FEMA Flood Maps
I recently helped to successfully resolve a dispute between Park Mesa Heights homeowners and the Federal Emergency Management Administration (FEMA). As a result the homeowners in the area, which is part of the Hyde Park neighborhood in Los Angeles, will not be required to purchase costly flood insurance.
The Park Mesa Heights area had recently been designated by FEMA as a flood plain for the very first time, but this designation was questionable because the area had never flooded. In addition, FEMA’s maps were a departure from the original maps issued in the 1980s, which showed that the area was not prone to flooding. The implication of the new flood maps meant that homeowners with a federal mortgage would be forced to buy costly flood insurance.
As Chairwoman of the House Financial Services Subcommittee on Housing and Community Opportunity, which has jurisdiction over the National Flood Insurance Program (NFIP) administered by FEMA, I began communications with FEMA in order to understand why the area had been designated as a flood plain and to request FEMA reconsider its decision, which they did. I joined FEMA at a town hall on January 30th to share the good news with residents in person, after having previously sent them a letter, and to answer any questions that they may have.
Below is information on how Hyde Park/Park Mesa Heights homeowners with a federally-related mortgage loan can obtain a refund for flood insurance. Affected homeowners live in an area roughly shaped like a half-circle bounded by Hyde Park Boulevard to the south, 5th Avenue to the west, West Slauson Avenue to the north and Arlington Avenue to the east.
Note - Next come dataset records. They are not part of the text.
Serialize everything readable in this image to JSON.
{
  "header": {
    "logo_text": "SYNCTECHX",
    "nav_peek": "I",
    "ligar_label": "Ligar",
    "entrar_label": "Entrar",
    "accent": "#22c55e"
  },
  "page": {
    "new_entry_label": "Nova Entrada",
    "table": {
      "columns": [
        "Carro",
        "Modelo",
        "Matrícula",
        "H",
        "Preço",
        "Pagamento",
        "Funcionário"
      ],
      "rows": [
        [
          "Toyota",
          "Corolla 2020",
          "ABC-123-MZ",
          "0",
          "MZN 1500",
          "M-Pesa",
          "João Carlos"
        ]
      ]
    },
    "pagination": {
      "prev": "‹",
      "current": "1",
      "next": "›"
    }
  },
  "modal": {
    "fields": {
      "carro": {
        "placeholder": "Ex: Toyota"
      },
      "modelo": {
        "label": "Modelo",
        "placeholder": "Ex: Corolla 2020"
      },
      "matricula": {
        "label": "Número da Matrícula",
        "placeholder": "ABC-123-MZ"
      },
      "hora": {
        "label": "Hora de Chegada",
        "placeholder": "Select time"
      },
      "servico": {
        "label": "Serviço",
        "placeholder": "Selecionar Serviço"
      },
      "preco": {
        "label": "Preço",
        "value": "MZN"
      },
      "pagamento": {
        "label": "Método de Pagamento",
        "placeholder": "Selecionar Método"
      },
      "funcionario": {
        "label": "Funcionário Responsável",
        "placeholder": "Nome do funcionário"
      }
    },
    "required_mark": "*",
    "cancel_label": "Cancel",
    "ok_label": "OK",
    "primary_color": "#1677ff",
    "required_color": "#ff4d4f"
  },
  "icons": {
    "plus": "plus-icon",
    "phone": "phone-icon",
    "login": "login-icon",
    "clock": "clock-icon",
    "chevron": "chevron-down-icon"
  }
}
Please see the map below.
More on FEMA Flood Maps
Below is Congresswoman Maxine Waters' one minute statement on the House floor in support of H.R. 41 - the Hurricane Sandy Relief Bill:
Thank you so very much, Congressman Meeks.
I am so proud of the members of this Congress from both sides of the aisle, who have been real advocates, who have been on television, who have been fighting. Members on the opposite side of the aisle have criticized their own leadership for the delay.
I move to strike the last word.
Thank you, Mr. Chairman, for convening this markup.
I would also like to thank Chairwoman Biggert for the work she has done on H.R. 1309, the Flood Insurance Reform Act and I am proud to be an original cosponsor this important bill.
Congresswoman Maxine Waters (D-Calif.) today reintroduced her legislation to improve the National Flood Insurance Program (NFIP). Last year, the Congresswoman's NFIP legislation was passed by the House of Representatives with overwhelming bipartisan support, but was not taken up by the Senate. NFIP is the primary source of reliable, affordable flood insurance coverage for more than five million American homes and businesses.
by Kevin Drawbaugh
Congress is pulling on its hip waders again to try to rescue a government policy wreck left over from 2005's Hurricane Katrina.
The National Flood Insurance Program, badly damaged by the costliest natural disaster in U.S. history as well as long neglect, has defied attempts at reform for five years.
That's not stopping Judy Biggert. On Friday, the soft-spoken Republican chairman of the House of Representatives insurance subcommittee will tackle the troubled NFIP, just as record U.S. winter snows threaten to cause heavy spring floods.
by Jim Abrams
Congress has not updated the program since 1994. In the ensuing years the once-solvent program had to pay out some $17 billion in Katrina-related claims and had to deal with FEMA flood zone remapping that has thrust thousands of homes and businesses into areas where they are required to buy flood insurance.
by Arthur D. Postal
President Obama on Friday morning signed into law an extension of the National Flood Insurance Program until Sept. 30.
The bill is H.R. 5569, the "National Insurance Program Extension Act of 2010."
The bill is retroactive to June 1, when the authorization for the program lapsed for the fourth time in several years.
The bill also reduces the borrowing authority of the Federal Emergency Management Agency, which runs the program, by $50 billion to $20.725 billion.